As the download button was just underneath this statement, we tried our luck. The Gtech AirRam software installed fine on our Windows XP laptop but try as we might, even with the drivers and software installed, it refused to play ball. After even more digging, we found the reason: The port on the AirRam is for (almost) all intents and purposes a USB-B port, except that it has been purposefully gimped so that it requires what Gtech describes as an “AirRam data bridge” cable. In the UK, Gtech offers the cable free to UK citizens who purchase an AirRam. When quizzed about this, our Bissell PR representative suggested that Bisssell and Gtech have a long history of collaboration and that the USB functionality is currently not available in Australia but may be added in future.
Run Time: 30+ minutes
Power: High Powered Li-ion F.U.E.L. cell
Filters: Lifetime washable filters
Style: Soft Touch handles
Warranty: 2 year limited guarantee
Bag Type: Bagless
On the whole, the AirRam is a great vacuum cleaner that effectively bridges the gap between short runtime handhelds and fully fledged mains power driven behemoths.
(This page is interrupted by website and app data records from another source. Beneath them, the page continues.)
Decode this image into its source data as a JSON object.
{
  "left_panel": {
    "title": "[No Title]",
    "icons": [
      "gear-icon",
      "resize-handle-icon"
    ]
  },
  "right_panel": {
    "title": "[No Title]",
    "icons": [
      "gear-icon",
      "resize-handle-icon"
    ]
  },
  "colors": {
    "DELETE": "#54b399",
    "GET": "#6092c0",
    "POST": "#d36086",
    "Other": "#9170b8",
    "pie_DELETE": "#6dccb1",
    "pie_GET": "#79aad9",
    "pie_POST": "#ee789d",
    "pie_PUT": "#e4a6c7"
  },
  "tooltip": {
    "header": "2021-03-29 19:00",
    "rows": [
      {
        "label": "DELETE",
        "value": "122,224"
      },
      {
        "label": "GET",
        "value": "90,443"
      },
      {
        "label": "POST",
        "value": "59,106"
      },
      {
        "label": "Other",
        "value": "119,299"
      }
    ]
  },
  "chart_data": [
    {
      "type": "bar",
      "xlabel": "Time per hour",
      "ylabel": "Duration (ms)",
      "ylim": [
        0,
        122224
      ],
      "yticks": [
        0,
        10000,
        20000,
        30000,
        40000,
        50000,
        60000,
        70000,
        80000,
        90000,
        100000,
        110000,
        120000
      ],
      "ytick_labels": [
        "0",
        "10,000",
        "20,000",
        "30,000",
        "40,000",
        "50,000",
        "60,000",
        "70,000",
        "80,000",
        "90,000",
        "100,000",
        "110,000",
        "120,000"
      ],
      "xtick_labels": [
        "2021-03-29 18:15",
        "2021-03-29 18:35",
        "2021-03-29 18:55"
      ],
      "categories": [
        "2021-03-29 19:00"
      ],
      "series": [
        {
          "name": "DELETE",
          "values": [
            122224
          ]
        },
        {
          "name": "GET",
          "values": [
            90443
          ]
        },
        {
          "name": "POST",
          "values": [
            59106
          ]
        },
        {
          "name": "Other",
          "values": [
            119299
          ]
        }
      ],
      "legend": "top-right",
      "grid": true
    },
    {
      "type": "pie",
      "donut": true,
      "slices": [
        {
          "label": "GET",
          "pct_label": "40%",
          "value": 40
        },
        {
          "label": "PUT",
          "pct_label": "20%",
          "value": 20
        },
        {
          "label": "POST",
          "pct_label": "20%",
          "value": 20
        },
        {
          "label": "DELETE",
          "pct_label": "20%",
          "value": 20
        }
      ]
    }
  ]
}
Not only was its suction and cleaning ability excellent, but its battery allowed us to easily vacuum a 29sq home without recharging – usually with one whole bar to spare.
To this end, we found Bissell’s claim of 30-40 minute runtime accurate and for small to medium sized homes, can wholly recommend the AirRam as a viable alternative to a traditional corded vacuum.
The AirRam is not the quietest vacuum cleaner we have seen (or tested) but it is cleverly designed and effectively gets the job done both on carpet and hard floors. While it’s design isn’t as flamboyant as the Dyson range, it’s cleverness is in the details – from its unique way of collating and compacting dust just centimetres from where it is collected, to its understated but perfectly clever mid-handle, the AirRam just works.
Other than the AirRam’s dislike for spaghetti rugs, the unnecessary omission of the data acquisition functionality is our only real complaint and we hope Bissell choses to activate this feature in future. While we understand that most people won’t care about losing this feature, just knowing it is there dormant and unsuable is somewhat frustrating.
If you can get past these two relatively minor points, the AirRam is an excellent proposition and well worth shortlisting against traditional corded rivals for small to medium home environments.
The Bissell AirRam is available now from major retailers for a recommended retail price of $399AU. For more information about the AirRam, visit the Bissell product page or their AirRam specific microsite.